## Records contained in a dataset
Start of Block
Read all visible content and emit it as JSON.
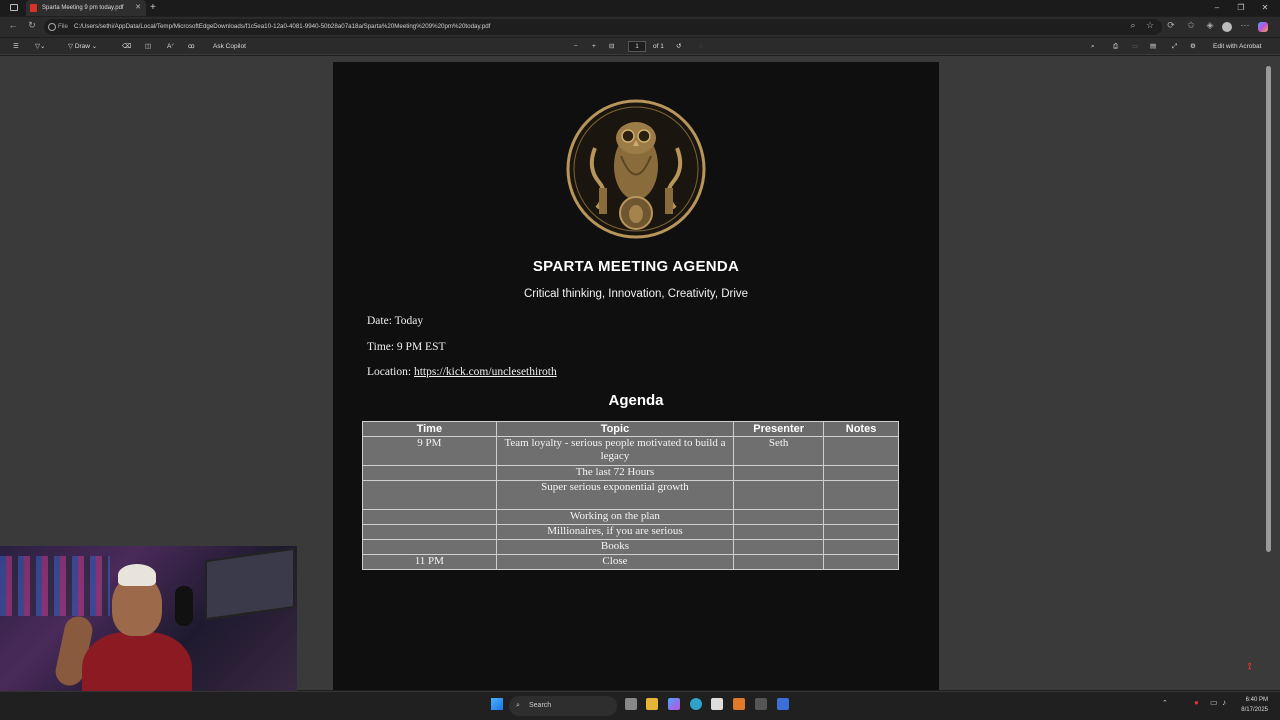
{
  "browser": {
    "tab_title": "Sparta Meeting 9 pm today.pdf",
    "url_label": "File",
    "url": "C:/Users/sethi/AppData/Local/Temp/MicrosoftEdgeDownloads/f1c5ea10-12a0-4081-9940-50b28a07a18a/Sparta%20Meeting%209%20pm%20today.pdf"
  },
  "pdf_toolbar": {
    "draw_label": "Draw",
    "ask_copilot_label": "Ask Copilot",
    "page_current": "1",
    "page_total": "of 1",
    "edit_acrobat_label": "Edit with Acrobat"
  },
  "document": {
    "title": "SPARTA MEETING AGENDA",
    "subtitle": "Critical thinking, Innovation, Creativity, Drive",
    "date": "Date: Today",
    "time": "Time: 9 PM EST",
    "location_label": "Location: ",
    "location_link": "https://kick.com/unclesethiroth",
    "agenda_heading": "Agenda",
    "table": {
      "headers": [
        "Time",
        "Topic",
        "Presenter",
        "Notes"
      ],
      "rows": [
        [
          "9 PM",
          "Team loyalty - serious people motivated to build a legacy",
          "Seth",
          ""
        ],
        [
          "",
          "The last 72 Hours",
          "",
          ""
        ],
        [
          "",
          "Super serious exponential growth",
          "",
          ""
        ],
        [
          "",
          "Working on the plan",
          "",
          ""
        ],
        [
          "",
          "Millionaires, if you are serious",
          "",
          ""
        ],
        [
          "",
          "Books",
          "",
          ""
        ],
        [
          "11 PM",
          "Close",
          "",
          ""
        ]
      ]
    }
  },
  "taskbar": {
    "search_placeholder": "Search",
    "time": "6:40 PM",
    "date": "8/17/2025"
  },
  "colors": {
    "accent_gold": "#b8955a",
    "doc_bg": "#0f0f0f",
    "table_bg": "#6f6f6f"
  }
}
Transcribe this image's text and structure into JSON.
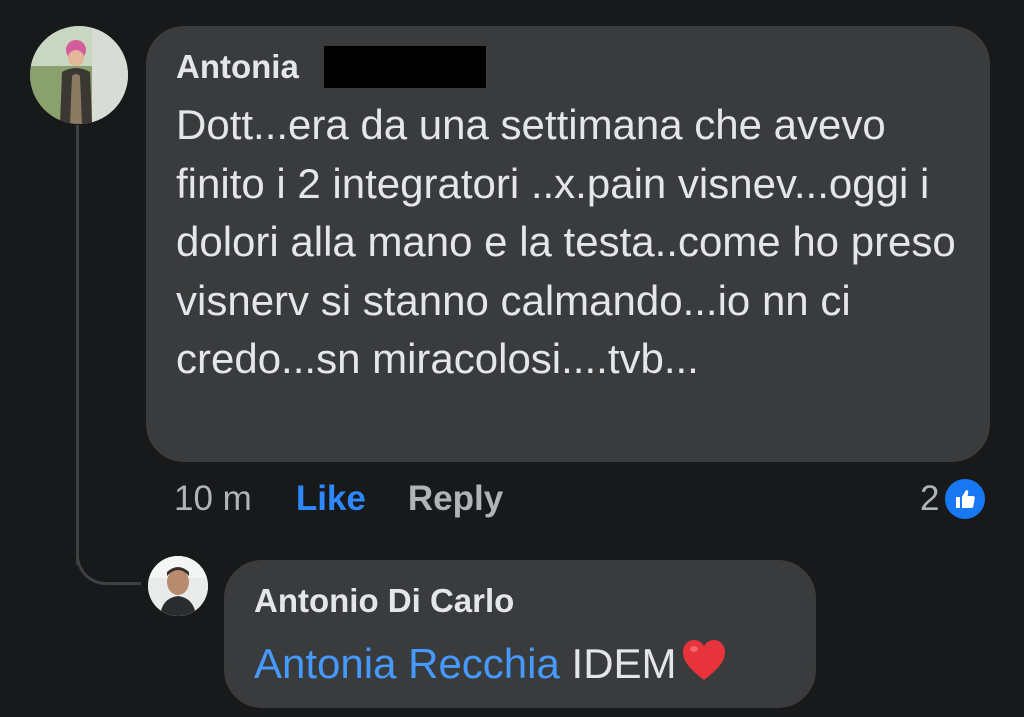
{
  "comment": {
    "author": "Antonia",
    "text": "Dott...era da una settimana che avevo finito i 2 integratori ..x.pain visnev...oggi i dolori alla mano e la testa..come ho preso visnerv si stanno calmando...io nn ci credo...sn miracolosi....tvb...",
    "time": "10 m",
    "like_label": "Like",
    "reply_label": "Reply",
    "reaction_count": "2"
  },
  "reply": {
    "author": "Antonio Di Carlo",
    "mention": "Antonia Recchia",
    "text": "IDEM"
  },
  "colors": {
    "background": "#18191a",
    "bubble": "#3a3b3c",
    "accent": "#2d88ff",
    "mention": "#4599ff"
  },
  "icons": {
    "reaction": "like-reaction-icon",
    "emoji": "red-heart-icon"
  }
}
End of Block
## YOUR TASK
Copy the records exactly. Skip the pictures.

## WRITTEN REPLY
Read all visible content and emit it as JSON.
{
  "browser": {
    "tab_title": "Sparta Meeting 9 pm today.pdf",
    "url_label": "File",
    "url": "C:/Users/sethi/AppData/Local/Temp/MicrosoftEdgeDownloads/f1c5ea10-12a0-4081-9940-50b28a07a18a/Sparta%20Meeting%209%20pm%20today.pdf"
  },
  "pdf_toolbar": {
    "draw_label": "Draw",
    "ask_copilot_label": "Ask Copilot",
    "page_current": "1",
    "page_total": "of 1",
    "edit_acrobat_label": "Edit with Acrobat"
  },
  "document": {
    "title": "SPARTA MEETING AGENDA",
    "subtitle": "Critical thinking, Innovation, Creativity, Drive",
    "date": "Date: Today",
    "time": "Time: 9 PM EST",
    "location_label": "Location: ",
    "location_link": "https://kick.com/unclesethiroth",
    "agenda_heading": "Agenda",
    "table": {
      "headers": [
        "Time",
        "Topic",
        "Presenter",
        "Notes"
      ],
      "rows": [
        [
          "9 PM",
          "Team loyalty - serious people motivated to build a legacy",
          "Seth",
          ""
        ],
        [
          "",
          "The last 72 Hours",
          "",
          ""
        ],
        [
          "",
          "Super serious exponential growth",
          "",
          ""
        ],
        [
          "",
          "Working on the plan",
          "",
          ""
        ],
        [
          "",
          "Millionaires, if you are serious",
          "",
          ""
        ],
        [
          "",
          "Books",
          "",
          ""
        ],
        [
          "11 PM",
          "Close",
          "",
          ""
        ]
      ]
    }
  },
  "taskbar": {
    "search_placeholder": "Search",
    "time": "6:40 PM",
    "date": "8/17/2025"
  },
  "colors": {
    "accent_gold": "#b8955a",
    "doc_bg": "#0f0f0f",
    "table_bg": "#6f6f6f"
  }
}
Transcribe this image's text and structure into JSON.
{
  "comment": {
    "author": "Antonia",
    "text": "Dott...era da una settimana che avevo finito i 2 integratori ..x.pain visnev...oggi i dolori alla mano e la testa..come ho preso visnerv si stanno calmando...io nn ci credo...sn miracolosi....tvb...",
    "time": "10 m",
    "like_label": "Like",
    "reply_label": "Reply",
    "reaction_count": "2"
  },
  "reply": {
    "author": "Antonio Di Carlo",
    "mention": "Antonia Recchia",
    "text": "IDEM"
  },
  "colors": {
    "background": "#18191a",
    "bubble": "#3a3b3c",
    "accent": "#2d88ff",
    "mention": "#4599ff"
  },
  "icons": {
    "reaction": "like-reaction-icon",
    "emoji": "red-heart-icon"
  }
}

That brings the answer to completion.